Ian Punnett welcomed Oscar nominated screenwriter and director Nicholas Meyer (book link), discussed his secrets to crafting great stories and shared what it was like working with 'Kirk' and 'Spock' on the Starship Enterprise. Despite being closely associate with a number of famous science-fiction films, Meyer stressed that he is most engaged by the story, itself, rather than the genre in which it belongs. He defined a great story as one that "justifies itself," where "once you've heard it, you understand why I wanted to tell it to you."
The director of Star Trek II: The Wrath of Khan recounted the philosophical differences he had with Trek creator Gene Roddenberry during the making of the film. Meyer explained that he envisioned the Enterprise crew as a military organization, such as the Navy, while Roddenberry saw them more as a peacekeeping mission. "He had his own sort of Utopian vision of the future and of the perfectibility of man," Meyer said of Roddenberry, "and I always was curious as to where the evidence for that was, based on the story so far." Ultimately, Meyer's concept of how to portray the crew prevailed and he tailored much of the film around that idea as seen in the naval-inspired costumes worn by the characters which was a stark difference from their previous attire.
Discussing his work with the various Trek actors, he revealed that his relationship with Leonard Nimoy was often plagued by misunderstandings as "for some reason, he made me feel or act clumsy." Regarding William Shatner, Meyer dispelled the public perception that Shatner was egotistical, noting that, off-stage, he was very engaging and didn't need to be the center of attention. On Ricardo Montalban, who played the infamous villain Kahn, Meyer recalled that he was initially worried about trying to direct the accomplished actor. However, those fears were alleviated after he approached Montalban with notes about his performance and was greeted with the response, "you're going to direct me? That's really good, I need direction. I have no idea what I'm doing up there."

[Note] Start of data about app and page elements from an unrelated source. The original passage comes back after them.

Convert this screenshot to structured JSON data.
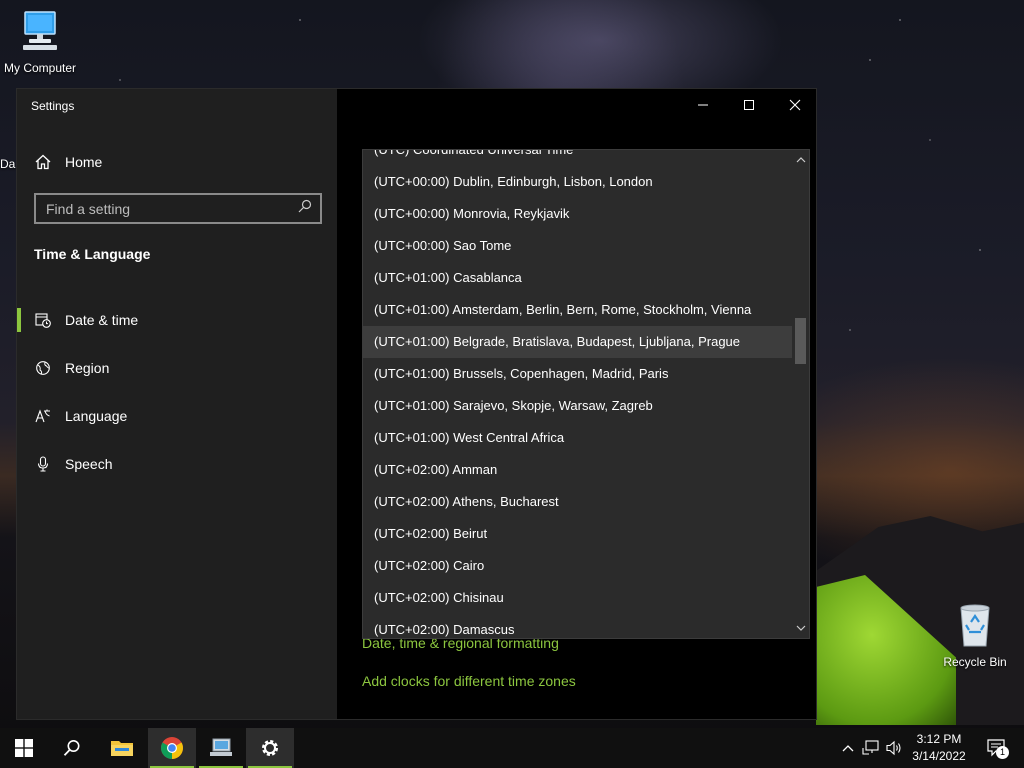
{
  "desktop": {
    "icons": [
      {
        "label": "My Computer",
        "name": "my-computer-icon"
      },
      {
        "label": "Recycle Bin",
        "name": "recycle-bin-icon"
      }
    ],
    "side_label": "Da"
  },
  "window": {
    "title": "Settings",
    "home_label": "Home",
    "search_placeholder": "Find a setting",
    "section_title": "Time & Language",
    "nav_items": [
      {
        "label": "Date & time",
        "icon": "date-time-icon",
        "active": true
      },
      {
        "label": "Region",
        "icon": "globe-icon",
        "active": false
      },
      {
        "label": "Language",
        "icon": "language-icon",
        "active": false
      },
      {
        "label": "Speech",
        "icon": "microphone-icon",
        "active": false
      }
    ]
  },
  "content": {
    "links": {
      "regional": "Date, time & regional formatting",
      "clocks": "Add clocks for different time zones"
    }
  },
  "timezone_dropdown": {
    "hovered_index": 6,
    "options": [
      "(UTC) Coordinated Universal Time",
      "(UTC+00:00) Dublin, Edinburgh, Lisbon, London",
      "(UTC+00:00) Monrovia, Reykjavik",
      "(UTC+00:00) Sao Tome",
      "(UTC+01:00) Casablanca",
      "(UTC+01:00) Amsterdam, Berlin, Bern, Rome, Stockholm, Vienna",
      "(UTC+01:00) Belgrade, Bratislava, Budapest, Ljubljana, Prague",
      "(UTC+01:00) Brussels, Copenhagen, Madrid, Paris",
      "(UTC+01:00) Sarajevo, Skopje, Warsaw, Zagreb",
      "(UTC+01:00) West Central Africa",
      "(UTC+02:00) Amman",
      "(UTC+02:00) Athens, Bucharest",
      "(UTC+02:00) Beirut",
      "(UTC+02:00) Cairo",
      "(UTC+02:00) Chisinau",
      "(UTC+02:00) Damascus"
    ]
  },
  "taskbar": {
    "time": "3:12 PM",
    "date": "3/14/2022",
    "notification_count": "1",
    "accent": "#8cc63f"
  }
}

In the fourth hour, writer Paul Milo (book link) talked about incorrect predictions of the 20th century such as flying cars, underwater cities, and tourist trips to the moon. While we have seen some incremental steps towards these predictions becoming a reality, Milo said, it was once believed that such advances were going to be "not just possible, but all over the place." He cited a variety of reasons why these advancements have failed to come to fruition, noting that the flying car, itself, can be created, but there is no infrastructure to mass market the vehicle. Milo was not wholly pessimistic about seeing such fantastic devices eventually becoming a part of our lives, musing that "in two years, my dead wrong prediction can be dead right."

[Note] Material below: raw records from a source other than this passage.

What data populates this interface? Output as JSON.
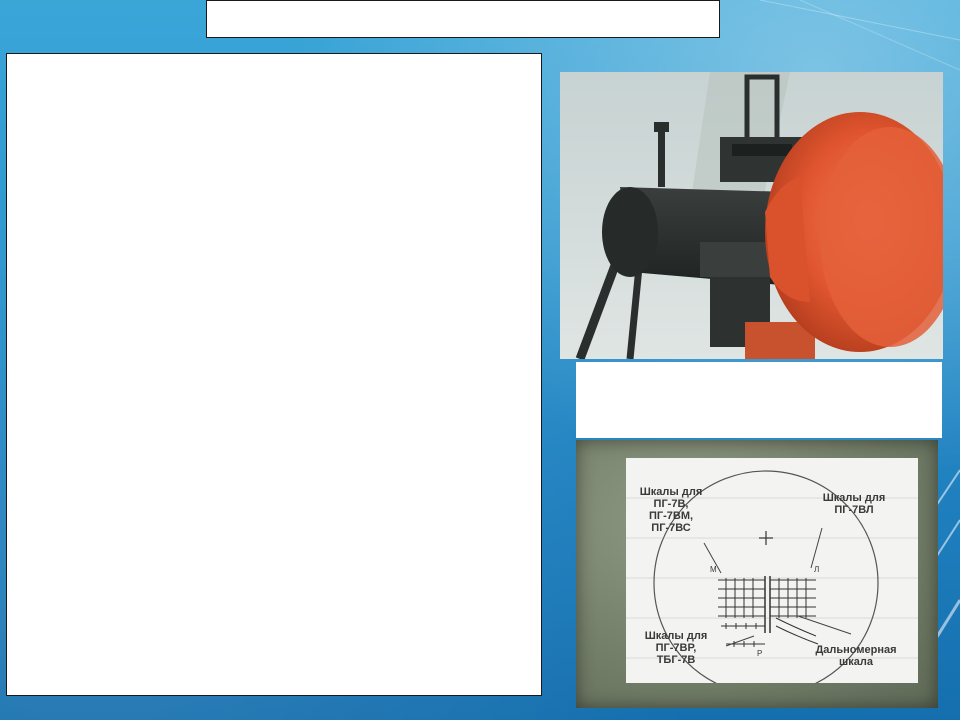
{
  "diagram": {
    "labels": {
      "top_left": [
        "Шкалы для",
        "ПГ-7В,",
        "ПГ-7ВМ,",
        "ПГ-7ВС"
      ],
      "top_right": [
        "Шкалы для",
        "ПГ-7ВЛ"
      ],
      "bottom_left": [
        "Шкалы для",
        "ПГ-7ВР,",
        "ТБГ-7В"
      ],
      "bottom_right": [
        "Дальномерная",
        "шкала"
      ]
    },
    "marks": {
      "left": "М",
      "right": "Л",
      "bottom": "Р"
    }
  }
}
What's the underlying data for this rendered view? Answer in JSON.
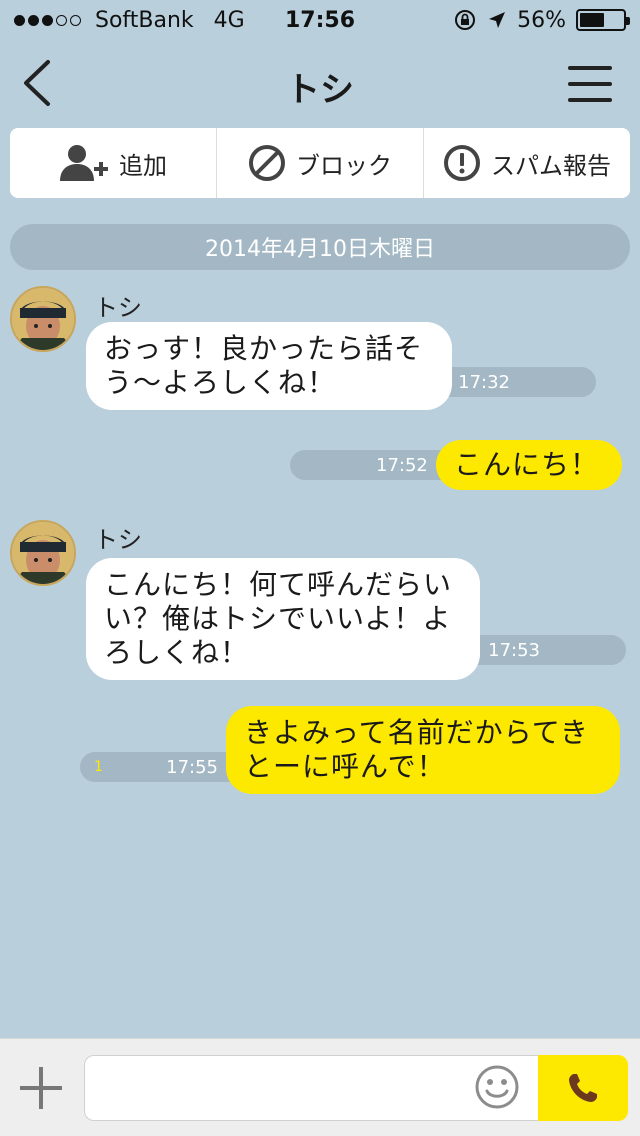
{
  "status_bar": {
    "carrier": "SoftBank",
    "network": "4G",
    "time": "17:56",
    "battery": "56%",
    "battery_level": 0.56,
    "signal_bars": 3,
    "signal_max": 5
  },
  "nav": {
    "title": "トシ"
  },
  "actions": {
    "add_label": "追加",
    "block_label": "ブロック",
    "spam_label": "スパム報告"
  },
  "date_divider": "2014年4月10日木曜日",
  "messages": [
    {
      "direction": "in",
      "sender": "トシ",
      "lines": [
        "おっす！良かったら話そ",
        "う〜よろしくね！"
      ],
      "time": "17:32"
    },
    {
      "direction": "out",
      "lines": [
        "こんにち！"
      ],
      "time": "17:52"
    },
    {
      "direction": "in",
      "sender": "トシ",
      "lines": [
        "こんにち！何て呼んだらい",
        "い？俺はトシでいいよ！よ",
        "ろしくね！"
      ],
      "time": "17:53"
    },
    {
      "direction": "out",
      "lines": [
        "きよみって名前だからてき",
        "とーに呼んで！"
      ],
      "time": "17:55",
      "read_count": "1"
    }
  ],
  "input": {
    "placeholder": ""
  },
  "colors": {
    "background": "#b9cfdc",
    "outgoing_bubble": "#fde800",
    "incoming_bubble": "#ffffff",
    "time_pill": "#a3b8c4"
  },
  "icons": {
    "back": "chevron-left-icon",
    "menu": "hamburger-icon",
    "add_friend": "add-person-icon",
    "block": "block-icon",
    "spam": "exclamation-circle-icon",
    "attach": "plus-icon",
    "emoji": "smiley-icon",
    "call": "phone-icon"
  }
}
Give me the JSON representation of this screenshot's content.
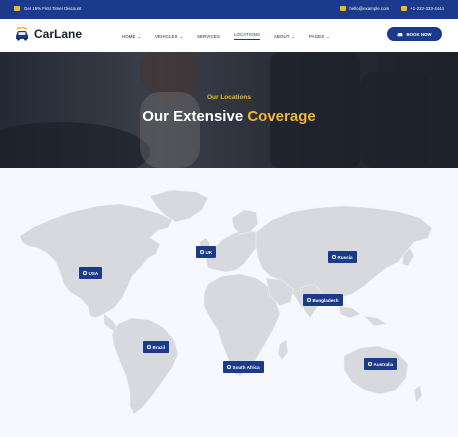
{
  "topbar": {
    "promo": "Get 15% First Timer Discount",
    "email": "hello@example.com",
    "phone": "+1-222-333-4444"
  },
  "header": {
    "brand": "CarLane",
    "nav": [
      {
        "label": "HOME",
        "dropdown": true
      },
      {
        "label": "VEHICLES",
        "dropdown": true
      },
      {
        "label": "SERVICES",
        "dropdown": false
      },
      {
        "label": "LOCATIONS",
        "dropdown": false,
        "active": true
      },
      {
        "label": "ABOUT",
        "dropdown": true
      },
      {
        "label": "PAGES",
        "dropdown": true
      }
    ],
    "cta": "BOOK NOW"
  },
  "hero": {
    "subtitle": "Our Locations",
    "title_main": "Our Extensive ",
    "title_accent": "Coverage"
  },
  "map": {
    "locations": [
      "USA",
      "UK",
      "Russia",
      "Bangladesh",
      "Brazil",
      "South Africa",
      "Australia"
    ]
  },
  "colors": {
    "primary": "#1c3a8c",
    "accent": "#f5b431",
    "map_land": "#d7d9df",
    "map_bg": "#f6f8fd"
  },
  "icons": {
    "promo": "tag-icon",
    "email": "envelope-icon",
    "phone": "phone-icon",
    "cta": "car-icon",
    "pin": "map-pin-icon"
  }
}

As the use of spy drones over the battlefield increases, the military is facing a unique problem: keeping up with the massive amount of data that is being collected. So harrowing is the task that they recently installed a new half-billion dollar computer system and even turned to, of all places, the NFL for input on how to collate the ever-increasing hours of video footage. More on the story here.
Bumper music from Sunday January 10, 2010